I recently wrote a short entry on saw handle hang angles in which I alluded to providing a more technical analysis of the topic. After a few late nights, that analysis is ready to present in this post. This will be a bit more technical than the first one, and possibly of even less general interest.
If there is one concept that is drilled into the head of every engineering student, it is that the solution of any problem begins with the construction of a free body diagram that clearly shows all of the forces and their locations. The validity of the solution depends on the accuracy of this diagram.
The free body diagram of a backsaw is the starting point of this analysis. The remainder of it is largely a more rigorous confirmation of what was already covered in the first post. The major difference is the inclusion of the weight of the saw in the analysis. While this does not change our original findings, it does provide a third principle to take away from this mathematical exercise.*

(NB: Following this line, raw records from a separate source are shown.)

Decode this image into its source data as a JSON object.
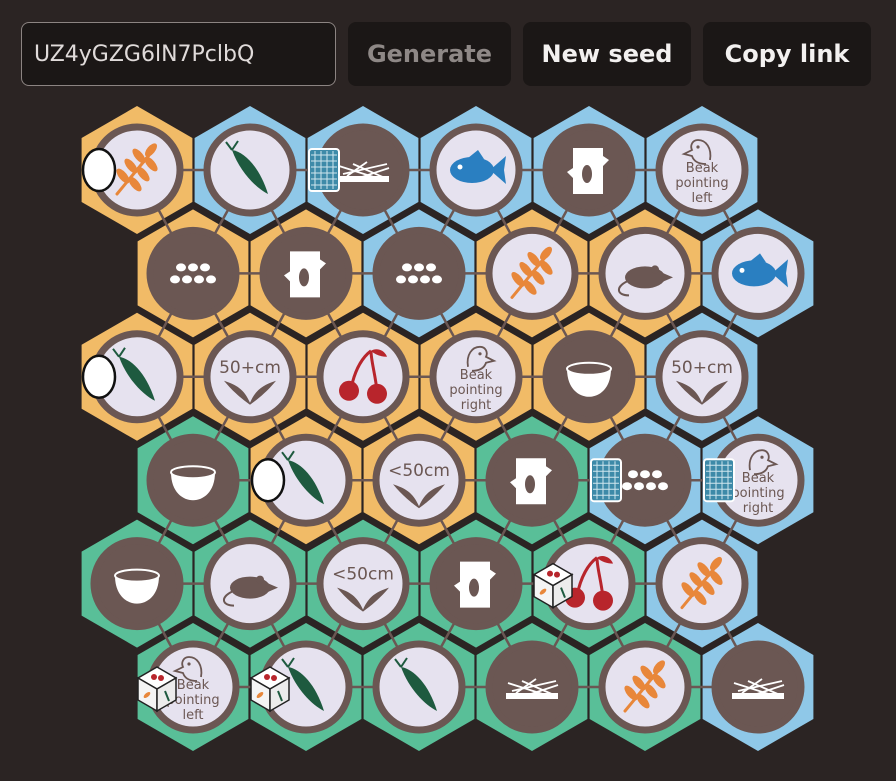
{
  "toolbar": {
    "seed_value": "UZ4yGZG6lN7PclbQ",
    "generate_label": "Generate",
    "new_seed_label": "New seed",
    "copy_link_label": "Copy link"
  },
  "colors": {
    "page_bg": "#2b2423",
    "terrain_yellow": "#f1bb67",
    "terrain_blue": "#8fc8e8",
    "terrain_green": "#59bf98",
    "tile_light": "#e6e2ef",
    "tile_dark": "#6b5753",
    "tile_ring": "#6b5753",
    "grain": "#e8873a",
    "fish": "#2a7fc1",
    "cherry": "#b8252c",
    "slug": "#1e5a3f"
  },
  "board": {
    "rows": [
      [
        {
          "terrain": "yellow",
          "style": "light",
          "icon": "grain-icon",
          "token": "egg"
        },
        {
          "terrain": "blue",
          "style": "light",
          "icon": "slug-icon"
        },
        {
          "terrain": "blue",
          "style": "dark",
          "icon": "nest-icon",
          "token": "card"
        },
        {
          "terrain": "blue",
          "style": "light",
          "icon": "fish-icon"
        },
        {
          "terrain": "blue",
          "style": "dark",
          "icon": "stump-icon"
        },
        {
          "terrain": "blue",
          "style": "light",
          "icon": "beak-left-icon",
          "lines": [
            "Beak",
            "pointing",
            "left"
          ]
        }
      ],
      [
        {
          "terrain": "yellow",
          "style": "dark",
          "icon": "eggs-icon"
        },
        {
          "terrain": "yellow",
          "style": "dark",
          "icon": "stump-icon"
        },
        {
          "terrain": "blue",
          "style": "dark",
          "icon": "eggs-icon"
        },
        {
          "terrain": "yellow",
          "style": "light",
          "icon": "grain-icon"
        },
        {
          "terrain": "yellow",
          "style": "light",
          "icon": "rodent-icon"
        },
        {
          "terrain": "blue",
          "style": "light",
          "icon": "fish-icon"
        }
      ],
      [
        {
          "terrain": "yellow",
          "style": "light",
          "icon": "slug-icon",
          "token": "egg"
        },
        {
          "terrain": "yellow",
          "style": "light",
          "icon": "wingspan-icon",
          "label": "50+cm"
        },
        {
          "terrain": "yellow",
          "style": "light",
          "icon": "cherry-icon"
        },
        {
          "terrain": "yellow",
          "style": "light",
          "icon": "beak-right-icon",
          "lines": [
            "Beak",
            "pointing",
            "right"
          ]
        },
        {
          "terrain": "yellow",
          "style": "dark",
          "icon": "bowl-icon"
        },
        {
          "terrain": "blue",
          "style": "light",
          "icon": "wingspan-icon",
          "label": "50+cm"
        }
      ],
      [
        {
          "terrain": "green",
          "style": "dark",
          "icon": "bowl-icon"
        },
        {
          "terrain": "yellow",
          "style": "light",
          "icon": "slug-icon",
          "token": "egg"
        },
        {
          "terrain": "yellow",
          "style": "light",
          "icon": "wingspan-icon",
          "label": "<50cm"
        },
        {
          "terrain": "green",
          "style": "dark",
          "icon": "stump-icon"
        },
        {
          "terrain": "blue",
          "style": "dark",
          "icon": "eggs-icon",
          "token": "card"
        },
        {
          "terrain": "blue",
          "style": "light",
          "icon": "beak-right-icon",
          "lines": [
            "Beak",
            "pointing",
            "right"
          ],
          "token": "card"
        }
      ],
      [
        {
          "terrain": "green",
          "style": "dark",
          "icon": "bowl-icon"
        },
        {
          "terrain": "green",
          "style": "light",
          "icon": "rodent-icon"
        },
        {
          "terrain": "green",
          "style": "light",
          "icon": "wingspan-icon",
          "label": "<50cm"
        },
        {
          "terrain": "green",
          "style": "dark",
          "icon": "stump-icon"
        },
        {
          "terrain": "green",
          "style": "light",
          "icon": "cherry-icon",
          "token": "die"
        },
        {
          "terrain": "blue",
          "style": "light",
          "icon": "grain-icon"
        }
      ],
      [
        {
          "terrain": "green",
          "style": "light",
          "icon": "beak-left-icon",
          "lines": [
            "Beak",
            "pointing",
            "left"
          ],
          "token": "die"
        },
        {
          "terrain": "green",
          "style": "light",
          "icon": "slug-icon",
          "token": "die"
        },
        {
          "terrain": "green",
          "style": "light",
          "icon": "slug-icon"
        },
        {
          "terrain": "green",
          "style": "dark",
          "icon": "nest-icon"
        },
        {
          "terrain": "green",
          "style": "light",
          "icon": "grain-icon"
        },
        {
          "terrain": "blue",
          "style": "dark",
          "icon": "nest-icon"
        }
      ]
    ]
  }
}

This principle being that, as the weight of a saw increases, the teeth “bite” more deeply into the wood, allowing a greater proportion of the sawyer’s thrust to be directed parallel to the toothline (and less of it downward) by lowering the hang angle of the handle.
To avoid rendering issues, the free body diagram and its solution are presented in the following pdf file:
*In the event that you do not recall, or did not read (and who can blame you), the first two principles enumerated in the initial post, they are repeated below. -Ed.
“The first principle being that a saw with a higher hang angle will necessitate either adopting a more upright stance, lowering your work, angling the toe of the saw up, or some combination thereof. This assumes you are interested in the proper mechanics of sawing.
The second principle being that, ceteris paribus, as the hang angle increases, the rake angle needs to be relaxed to avoid difficulty in starting and catching in the middle of the stroke. This effect is much greater in rip saws than in crosscut saws.”
**A reader pointed out a mistake in the original version of this pdf. It has since been corrected. In the second to last paragraph, the first sentence began “Seeing that Fc can be …”. Fc has been replaced with Fb. -Ed., 30 April 2014
Thank you for the excellent article on the hang angle
I have read a number of article on the subject but they where so vague they did not say any thing
I know on older saws the angle seams to be ~0 degreed are you aware of the reason newer saw have a high hang angle?
I’m not sure why that change happened. Matt Cianci (The Saw Blog) might be a good person to ask. His knowledge of saw history is much greater than mine, and he is always happy to talk about them. You should be able to find his contact info on his website; if not, let me know and I will get it to you.
Hang angle, as I measure it (and there is no standard definition, so others will do it differently), wasn’t quite 0 degrees. Referring back to an older post, the tenon saw in Smith’s key has a hang angle of about 16 degrees. How accurately this drawing reflects the actual saws is something I do not know. The Seaton Kenyon tenon saw (which I believe is pretty accurate), has a hang angle of about 22 degrees.
This 18 inch Disston saw has a hang angle of about 26 degrees.
It also seems (based on casual observation, and not actual measurements) that early, smaller backsaws (particularly dovetail saws) tended to have higher hang angles than later ones.
I’m not sure what to take away from all of this, but it would be interesting to look into it further.
Well I take my hat off to you sir. I can’t tell you how many times I’ve said to myself whilst filing saws “There must a formula for all this” and now you’ve come up with three. LOL. I’m going to re-read your PDF a few more times before thinking about posting a comment though.
Regarding Patrick’s question, I’ve often wondered whether saw manufacturers started producing saws with a higher hang angle because people’s ability to sharpen them properly was decreasing. The higher hang angle would assist in keeping the teeth engaged in the wood due to the increase in downward force even when the teeth were less than sharp. Then again, the rake was also relaxed on later saws, so I’m not sure that theory holds water. I’ve also wondered whether the fact that carpenters found themselves working more with softwoods influenced the design of saws and their tooth geometry in later years.
Great post Isaac.
Great post! Exactly what I was looking for, so it saved me reading a bunch of other likely inadequate posts. I used to teach free body diagrams when in grad school and you would get an “A”. But only a 98, because there is a typo in the third word of the second to last paragraph, which makes the statement incorrect. You mean Fb, don’t you? 😉
Prof. Ghosn, is that you?
Sorry, he was my Mechanics professor, and I am still haunted by what was drilled into our heads in that classroom. In a good way, of course.
Thanks for pointing that out. You are right, and I have updated the pdf. Thank you for taking the time to read and correct it. It is appreciated.